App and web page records
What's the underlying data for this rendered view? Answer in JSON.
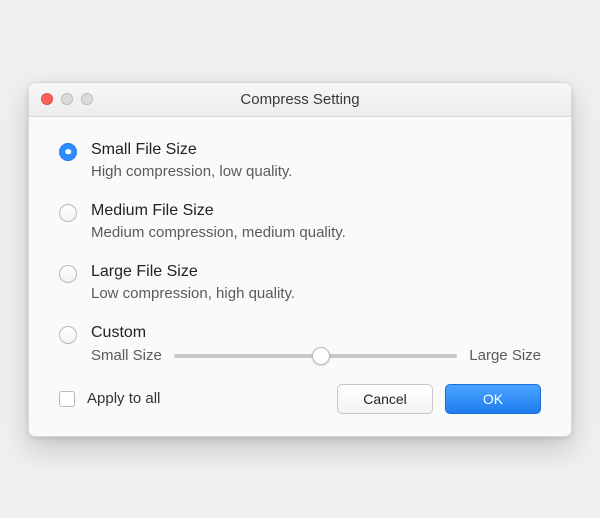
{
  "window": {
    "title": "Compress Setting"
  },
  "options": {
    "small": {
      "label": "Small File Size",
      "desc": "High compression, low quality.",
      "selected": true
    },
    "medium": {
      "label": "Medium File Size",
      "desc": "Medium compression, medium quality.",
      "selected": false
    },
    "large": {
      "label": "Large File Size",
      "desc": "Low compression, high quality.",
      "selected": false
    },
    "custom": {
      "label": "Custom",
      "slider_left_label": "Small Size",
      "slider_right_label": "Large Size",
      "selected": false
    }
  },
  "footer": {
    "apply_all_label": "Apply to all",
    "apply_all_checked": false,
    "cancel_label": "Cancel",
    "ok_label": "OK"
  }
}
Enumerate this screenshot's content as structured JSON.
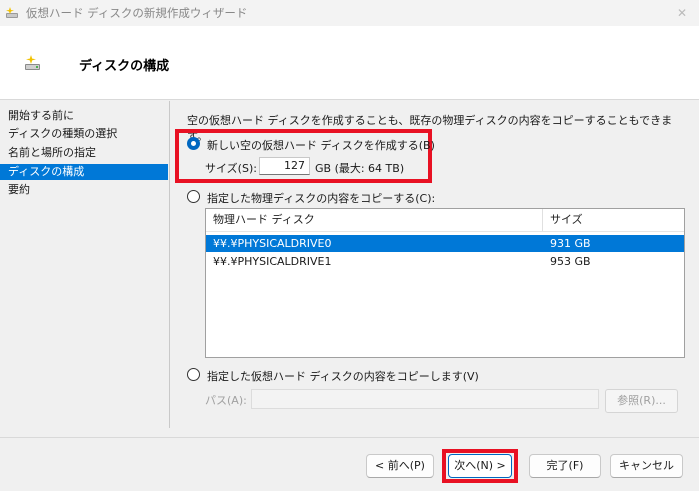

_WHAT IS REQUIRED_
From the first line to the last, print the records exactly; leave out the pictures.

_RESULT_
What's the underlying data for this rendered view? Answer in JSON.
{
  "window": {
    "title": "Compress Setting"
  },
  "options": {
    "small": {
      "label": "Small File Size",
      "desc": "High compression, low quality.",
      "selected": true
    },
    "medium": {
      "label": "Medium File Size",
      "desc": "Medium compression, medium quality.",
      "selected": false
    },
    "large": {
      "label": "Large File Size",
      "desc": "Low compression, high quality.",
      "selected": false
    },
    "custom": {
      "label": "Custom",
      "slider_left_label": "Small Size",
      "slider_right_label": "Large Size",
      "selected": false
    }
  },
  "footer": {
    "apply_all_label": "Apply to all",
    "apply_all_checked": false,
    "cancel_label": "Cancel",
    "ok_label": "OK"
  }
}
Enumerate this screenshot's content as structured JSON.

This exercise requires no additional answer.